Nurse Salary in UK per Month 2023: Overview

Being a nurse practitioner is one of the most reputable jobs in the UK. However, the average salary of a UK nurse per month is a question most ask. On paper, the average salary of a UK nurse practitioner is £33,000 to £35,000 a year. Therefore, the monthly salary for these nurses is £2.5 monthly.

However, this is simply data. In reality, a nurse’s pay will depend on a few factors:

  • Their education qualification.
  • What kind of nurse practitioner they are: primary care, neonatal care, surgery nurse.
  • The number of experiences one has as a practitioner.
  • Whether they are working for private-sector or government-run hospitals.
  • They could be working in individual homes as a full-time nurse, and that could affect their salary as well.

According to statistics, since 2017, there has been a rise in the pay for nurse practitioners every year. It began with a rise of 1% in 2017, and recently it increased to 3% in the year 2021. However, this, again, doesn’t solve the confusion of how much one should be getting. This is why the excerpt below will be of great help to ensure you are earning the average salary in the UK.

Education qualification of a nurse

If you are planning to begin your journey as a nurse practitioner, these are the educational qualifications mandatory for joining any public and private sector.

  • If you are beginning, you will need at least a three-year nursing degree. Even some internships will look for this criteria, or at least you being a part of a certified college.
  • You can take up nursing school and post your college degree for two years if you want a little higher pay as a beginner.
  • If you do an NHS nurse diploma, you will be directly providing care to patients. You will not only have the qualification for nurse care but also understand medicine. NHS nurses are the highest paid in the nurse practitioner industry, and one can also hire them as individual full-time home nurses.

Private & public sector comparison

To begin with, you should know that it is easier to negotiate your salary in a private nursing agency than in the government sector.
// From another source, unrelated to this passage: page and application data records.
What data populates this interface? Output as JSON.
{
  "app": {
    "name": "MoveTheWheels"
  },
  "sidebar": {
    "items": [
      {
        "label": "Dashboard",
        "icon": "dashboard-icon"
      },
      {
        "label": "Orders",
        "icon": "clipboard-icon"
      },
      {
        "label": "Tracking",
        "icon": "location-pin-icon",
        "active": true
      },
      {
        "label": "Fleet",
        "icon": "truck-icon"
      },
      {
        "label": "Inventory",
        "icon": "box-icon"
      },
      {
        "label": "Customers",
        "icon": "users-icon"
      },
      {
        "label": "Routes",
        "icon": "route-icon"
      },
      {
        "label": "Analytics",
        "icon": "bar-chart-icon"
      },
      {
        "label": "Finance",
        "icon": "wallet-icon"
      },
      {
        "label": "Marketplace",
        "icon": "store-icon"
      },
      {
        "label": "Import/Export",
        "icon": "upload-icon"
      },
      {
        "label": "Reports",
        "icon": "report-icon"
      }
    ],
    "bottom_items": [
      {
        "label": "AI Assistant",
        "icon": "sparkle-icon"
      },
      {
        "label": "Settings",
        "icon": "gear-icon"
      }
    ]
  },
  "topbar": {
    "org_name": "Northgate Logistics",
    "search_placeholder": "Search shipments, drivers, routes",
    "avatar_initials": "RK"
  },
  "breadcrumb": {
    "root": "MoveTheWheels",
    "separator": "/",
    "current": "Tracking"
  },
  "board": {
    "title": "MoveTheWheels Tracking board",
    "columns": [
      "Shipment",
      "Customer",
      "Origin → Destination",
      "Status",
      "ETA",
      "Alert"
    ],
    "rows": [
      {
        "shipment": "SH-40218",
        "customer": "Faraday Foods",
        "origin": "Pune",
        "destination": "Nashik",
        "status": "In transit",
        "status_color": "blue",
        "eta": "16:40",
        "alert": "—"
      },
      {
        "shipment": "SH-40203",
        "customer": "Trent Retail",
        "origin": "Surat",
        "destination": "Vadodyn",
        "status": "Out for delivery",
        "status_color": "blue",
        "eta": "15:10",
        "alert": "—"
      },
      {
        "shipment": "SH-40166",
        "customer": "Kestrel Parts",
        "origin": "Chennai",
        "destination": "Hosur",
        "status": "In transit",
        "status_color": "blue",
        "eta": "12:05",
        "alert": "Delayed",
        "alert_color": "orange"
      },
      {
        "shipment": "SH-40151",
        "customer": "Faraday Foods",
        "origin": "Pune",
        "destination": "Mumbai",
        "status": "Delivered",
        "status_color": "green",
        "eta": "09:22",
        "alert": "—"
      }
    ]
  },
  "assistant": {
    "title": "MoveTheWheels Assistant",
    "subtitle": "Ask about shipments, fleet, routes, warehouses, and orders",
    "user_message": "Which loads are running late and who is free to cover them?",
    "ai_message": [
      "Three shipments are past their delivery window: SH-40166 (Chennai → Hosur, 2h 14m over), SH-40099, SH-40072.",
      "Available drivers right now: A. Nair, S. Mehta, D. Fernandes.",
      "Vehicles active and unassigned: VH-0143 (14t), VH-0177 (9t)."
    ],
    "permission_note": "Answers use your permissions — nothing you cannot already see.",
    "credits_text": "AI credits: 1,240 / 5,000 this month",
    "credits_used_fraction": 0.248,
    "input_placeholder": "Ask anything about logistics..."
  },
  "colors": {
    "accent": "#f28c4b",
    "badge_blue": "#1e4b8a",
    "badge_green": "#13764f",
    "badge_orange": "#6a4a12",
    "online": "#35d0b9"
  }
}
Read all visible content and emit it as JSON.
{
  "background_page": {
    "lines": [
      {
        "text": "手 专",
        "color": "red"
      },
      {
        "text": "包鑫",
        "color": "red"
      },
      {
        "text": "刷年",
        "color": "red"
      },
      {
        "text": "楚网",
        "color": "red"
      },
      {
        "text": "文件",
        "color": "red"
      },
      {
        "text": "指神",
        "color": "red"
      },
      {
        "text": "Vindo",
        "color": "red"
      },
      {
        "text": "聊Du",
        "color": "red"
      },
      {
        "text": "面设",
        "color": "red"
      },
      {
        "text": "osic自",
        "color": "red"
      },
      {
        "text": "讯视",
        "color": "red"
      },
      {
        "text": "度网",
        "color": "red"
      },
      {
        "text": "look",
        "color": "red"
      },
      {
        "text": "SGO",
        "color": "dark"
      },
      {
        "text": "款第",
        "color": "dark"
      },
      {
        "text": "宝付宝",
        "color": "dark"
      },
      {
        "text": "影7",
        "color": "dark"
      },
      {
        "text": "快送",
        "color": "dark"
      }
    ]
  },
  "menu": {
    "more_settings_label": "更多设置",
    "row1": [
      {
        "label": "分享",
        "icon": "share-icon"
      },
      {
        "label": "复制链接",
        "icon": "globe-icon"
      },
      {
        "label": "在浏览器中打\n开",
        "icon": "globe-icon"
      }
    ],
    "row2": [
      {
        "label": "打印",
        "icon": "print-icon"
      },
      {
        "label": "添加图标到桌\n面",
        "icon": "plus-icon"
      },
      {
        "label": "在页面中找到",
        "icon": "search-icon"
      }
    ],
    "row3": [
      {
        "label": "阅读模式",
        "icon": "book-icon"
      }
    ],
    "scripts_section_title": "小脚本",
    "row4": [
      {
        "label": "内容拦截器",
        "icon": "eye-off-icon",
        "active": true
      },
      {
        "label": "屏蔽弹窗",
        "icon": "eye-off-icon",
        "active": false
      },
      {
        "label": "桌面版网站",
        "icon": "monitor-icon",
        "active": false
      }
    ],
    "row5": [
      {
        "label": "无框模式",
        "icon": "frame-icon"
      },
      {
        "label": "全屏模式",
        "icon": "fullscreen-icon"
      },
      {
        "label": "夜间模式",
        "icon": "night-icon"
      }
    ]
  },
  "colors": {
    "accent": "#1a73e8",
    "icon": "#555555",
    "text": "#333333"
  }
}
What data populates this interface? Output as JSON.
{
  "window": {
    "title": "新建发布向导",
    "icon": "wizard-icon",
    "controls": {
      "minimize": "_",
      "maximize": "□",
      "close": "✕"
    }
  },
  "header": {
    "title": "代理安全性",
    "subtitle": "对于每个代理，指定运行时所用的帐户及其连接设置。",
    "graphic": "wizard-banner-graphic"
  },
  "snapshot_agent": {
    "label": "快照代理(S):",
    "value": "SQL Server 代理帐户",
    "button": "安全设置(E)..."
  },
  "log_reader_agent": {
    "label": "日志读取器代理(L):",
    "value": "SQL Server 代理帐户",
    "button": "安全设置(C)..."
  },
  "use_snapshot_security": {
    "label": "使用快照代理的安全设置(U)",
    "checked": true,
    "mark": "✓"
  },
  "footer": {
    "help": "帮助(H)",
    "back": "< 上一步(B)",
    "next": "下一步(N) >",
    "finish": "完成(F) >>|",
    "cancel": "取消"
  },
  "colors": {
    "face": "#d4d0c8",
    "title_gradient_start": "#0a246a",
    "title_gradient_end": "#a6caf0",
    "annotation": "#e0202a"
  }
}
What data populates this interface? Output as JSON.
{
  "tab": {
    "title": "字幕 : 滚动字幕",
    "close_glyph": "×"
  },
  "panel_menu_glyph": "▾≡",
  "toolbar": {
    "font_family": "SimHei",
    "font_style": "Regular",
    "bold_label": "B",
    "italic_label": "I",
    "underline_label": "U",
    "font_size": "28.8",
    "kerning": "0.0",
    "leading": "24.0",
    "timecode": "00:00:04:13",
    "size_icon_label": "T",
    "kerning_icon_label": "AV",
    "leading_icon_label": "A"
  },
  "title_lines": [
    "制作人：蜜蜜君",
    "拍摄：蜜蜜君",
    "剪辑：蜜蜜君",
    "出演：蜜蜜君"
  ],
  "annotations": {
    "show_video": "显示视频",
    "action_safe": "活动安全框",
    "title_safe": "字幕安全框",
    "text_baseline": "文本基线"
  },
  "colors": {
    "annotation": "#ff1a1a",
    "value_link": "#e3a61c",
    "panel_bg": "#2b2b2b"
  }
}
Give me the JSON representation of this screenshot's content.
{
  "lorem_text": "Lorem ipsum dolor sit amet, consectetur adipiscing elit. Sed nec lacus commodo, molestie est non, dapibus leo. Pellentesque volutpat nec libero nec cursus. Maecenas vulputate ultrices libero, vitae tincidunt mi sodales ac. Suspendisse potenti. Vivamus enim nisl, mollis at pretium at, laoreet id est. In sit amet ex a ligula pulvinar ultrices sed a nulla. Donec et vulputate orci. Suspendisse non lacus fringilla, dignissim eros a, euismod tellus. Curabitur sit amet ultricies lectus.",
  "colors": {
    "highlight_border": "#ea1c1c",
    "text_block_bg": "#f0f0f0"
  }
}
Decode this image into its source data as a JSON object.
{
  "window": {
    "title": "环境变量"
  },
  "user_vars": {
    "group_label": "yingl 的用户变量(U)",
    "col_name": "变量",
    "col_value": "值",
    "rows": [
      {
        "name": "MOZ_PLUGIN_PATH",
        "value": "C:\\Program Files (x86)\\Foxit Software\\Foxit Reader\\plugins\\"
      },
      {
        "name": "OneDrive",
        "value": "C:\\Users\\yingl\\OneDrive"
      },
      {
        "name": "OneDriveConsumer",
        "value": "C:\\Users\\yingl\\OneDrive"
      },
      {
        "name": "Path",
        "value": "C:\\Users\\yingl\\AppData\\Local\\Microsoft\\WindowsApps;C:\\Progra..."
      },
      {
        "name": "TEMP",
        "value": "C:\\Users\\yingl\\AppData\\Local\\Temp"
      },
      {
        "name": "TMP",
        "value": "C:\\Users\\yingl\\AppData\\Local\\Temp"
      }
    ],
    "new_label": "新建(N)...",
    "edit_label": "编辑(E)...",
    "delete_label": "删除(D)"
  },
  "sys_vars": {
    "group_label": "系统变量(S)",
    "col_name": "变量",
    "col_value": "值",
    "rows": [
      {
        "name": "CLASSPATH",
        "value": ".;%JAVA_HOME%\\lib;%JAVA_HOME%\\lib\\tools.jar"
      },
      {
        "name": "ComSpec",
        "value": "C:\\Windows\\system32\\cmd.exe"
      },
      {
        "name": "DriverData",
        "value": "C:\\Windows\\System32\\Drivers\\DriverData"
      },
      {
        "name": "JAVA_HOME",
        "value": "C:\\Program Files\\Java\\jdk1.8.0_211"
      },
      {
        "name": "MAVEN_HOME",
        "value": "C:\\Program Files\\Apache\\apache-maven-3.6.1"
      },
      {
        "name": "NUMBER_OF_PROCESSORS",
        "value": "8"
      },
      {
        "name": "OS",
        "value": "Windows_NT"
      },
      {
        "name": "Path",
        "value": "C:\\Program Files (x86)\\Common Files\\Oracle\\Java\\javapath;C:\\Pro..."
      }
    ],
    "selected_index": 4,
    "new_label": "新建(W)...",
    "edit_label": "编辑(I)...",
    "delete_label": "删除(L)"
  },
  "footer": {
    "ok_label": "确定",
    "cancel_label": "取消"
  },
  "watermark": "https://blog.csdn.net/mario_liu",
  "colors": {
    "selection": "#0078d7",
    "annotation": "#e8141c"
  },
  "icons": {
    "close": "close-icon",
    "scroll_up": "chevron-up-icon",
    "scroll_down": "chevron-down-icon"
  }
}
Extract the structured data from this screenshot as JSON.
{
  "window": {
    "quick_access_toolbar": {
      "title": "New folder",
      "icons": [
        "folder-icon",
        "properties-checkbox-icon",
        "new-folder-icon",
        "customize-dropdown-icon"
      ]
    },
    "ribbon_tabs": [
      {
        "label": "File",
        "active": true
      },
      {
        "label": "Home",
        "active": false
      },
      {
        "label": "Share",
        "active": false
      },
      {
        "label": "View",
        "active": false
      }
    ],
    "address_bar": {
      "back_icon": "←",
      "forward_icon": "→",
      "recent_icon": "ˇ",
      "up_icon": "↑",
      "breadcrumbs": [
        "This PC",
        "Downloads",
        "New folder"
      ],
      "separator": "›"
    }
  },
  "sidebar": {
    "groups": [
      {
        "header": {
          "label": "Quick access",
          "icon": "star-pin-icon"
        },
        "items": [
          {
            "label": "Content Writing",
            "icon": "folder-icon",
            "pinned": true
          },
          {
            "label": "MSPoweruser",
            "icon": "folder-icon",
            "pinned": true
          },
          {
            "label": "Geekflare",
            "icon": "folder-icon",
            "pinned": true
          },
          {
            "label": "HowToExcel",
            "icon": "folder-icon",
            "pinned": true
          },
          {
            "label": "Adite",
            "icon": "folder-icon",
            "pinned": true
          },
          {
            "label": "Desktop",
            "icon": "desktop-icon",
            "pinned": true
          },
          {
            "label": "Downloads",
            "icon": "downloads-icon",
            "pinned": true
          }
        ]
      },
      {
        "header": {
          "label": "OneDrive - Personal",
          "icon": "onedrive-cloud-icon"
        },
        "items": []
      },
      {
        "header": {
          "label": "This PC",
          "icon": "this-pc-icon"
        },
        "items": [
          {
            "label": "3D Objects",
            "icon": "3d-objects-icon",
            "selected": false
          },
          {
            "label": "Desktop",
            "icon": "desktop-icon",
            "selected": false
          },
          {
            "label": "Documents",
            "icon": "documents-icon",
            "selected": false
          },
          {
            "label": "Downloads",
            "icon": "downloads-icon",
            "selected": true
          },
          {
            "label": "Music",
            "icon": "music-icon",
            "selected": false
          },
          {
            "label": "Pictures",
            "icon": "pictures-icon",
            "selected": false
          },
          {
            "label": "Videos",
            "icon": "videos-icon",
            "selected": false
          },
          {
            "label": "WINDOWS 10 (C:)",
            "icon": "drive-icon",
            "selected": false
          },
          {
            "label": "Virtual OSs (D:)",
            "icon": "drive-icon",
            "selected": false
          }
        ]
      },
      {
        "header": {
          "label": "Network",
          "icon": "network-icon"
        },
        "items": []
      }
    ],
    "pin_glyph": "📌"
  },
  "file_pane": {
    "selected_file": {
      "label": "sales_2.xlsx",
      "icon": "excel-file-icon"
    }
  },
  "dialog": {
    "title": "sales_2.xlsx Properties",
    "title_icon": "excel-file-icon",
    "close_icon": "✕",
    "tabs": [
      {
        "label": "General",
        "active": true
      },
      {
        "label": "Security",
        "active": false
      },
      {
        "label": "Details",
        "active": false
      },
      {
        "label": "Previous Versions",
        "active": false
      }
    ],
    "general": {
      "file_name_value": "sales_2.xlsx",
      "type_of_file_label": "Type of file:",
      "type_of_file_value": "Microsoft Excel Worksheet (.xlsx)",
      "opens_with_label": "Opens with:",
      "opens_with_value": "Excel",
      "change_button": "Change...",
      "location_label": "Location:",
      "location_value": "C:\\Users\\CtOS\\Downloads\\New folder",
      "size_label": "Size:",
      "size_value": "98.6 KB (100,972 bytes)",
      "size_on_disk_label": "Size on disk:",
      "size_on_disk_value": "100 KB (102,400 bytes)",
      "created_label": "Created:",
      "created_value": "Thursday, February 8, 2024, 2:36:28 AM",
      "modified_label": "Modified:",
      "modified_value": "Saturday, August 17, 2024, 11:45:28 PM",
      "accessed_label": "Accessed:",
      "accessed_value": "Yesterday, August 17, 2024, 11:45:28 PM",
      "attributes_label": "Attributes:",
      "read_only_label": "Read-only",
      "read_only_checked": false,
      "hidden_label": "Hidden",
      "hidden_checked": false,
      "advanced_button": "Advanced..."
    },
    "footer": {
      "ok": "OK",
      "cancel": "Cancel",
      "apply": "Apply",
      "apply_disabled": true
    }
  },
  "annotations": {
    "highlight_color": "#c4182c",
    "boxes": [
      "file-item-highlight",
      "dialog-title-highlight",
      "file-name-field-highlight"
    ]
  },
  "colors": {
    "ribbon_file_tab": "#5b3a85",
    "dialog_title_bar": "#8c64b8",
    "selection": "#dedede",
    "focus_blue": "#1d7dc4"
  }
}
There are some private hospitals which will not mention the salary one should expect. Which means they keep it open for further discussion. On the other hand, the salary packages can be defined by your experience. The highest-paying nurses in any private sector are NHS nurses because of their qualifications.

However, if you are looking for better job security, and a consistent raise in your pay scale, you should go for government hospitals and institutions as a nurse practitioner. However, you should remember that as a nurse practitioner under the government, you cannot simply walk into your boss’s room and ask for higher pay because you are giving more hard work. Riches rarely come that easy!

Other salary benefits for a nurse practitioner

Along with the average pay, there are other advantages which also come with becoming a nurse practitioner.

  • Extra hours will have guaranteed pay, and nurse practitioners have to work night shifts sometimes. This can give you a maximum of 60% extra to your average pay.
  • Twenty-seven holidays is a mandatory leave you will be getting as a nurse since you will have more extra days than others.
  • The NHS pension scheme is very generous, and the future after retirement is secured.
  • Sick months full pay sick leave.
  • Nurse practitioners also get generous maternity and paternity leaves.

How to earn extra as a nurse

Like every other pay scale and occupation, even nurse practitioners are looking for ways to increase their pay. In the UK, here is how you can increase your pay as a nurse practitioner.

  • Extra shifts are always a great way to increase your income.
  • You can work as an individual, signed up to a few agencies and banks. This way, you will get the salary and the work benefits of a few of the agencies.
  • Choosing weekends, evenings, and holidays can give you enhanced pays. 

Always check your payslips, and take it up with your HR if you do n particularly understand something.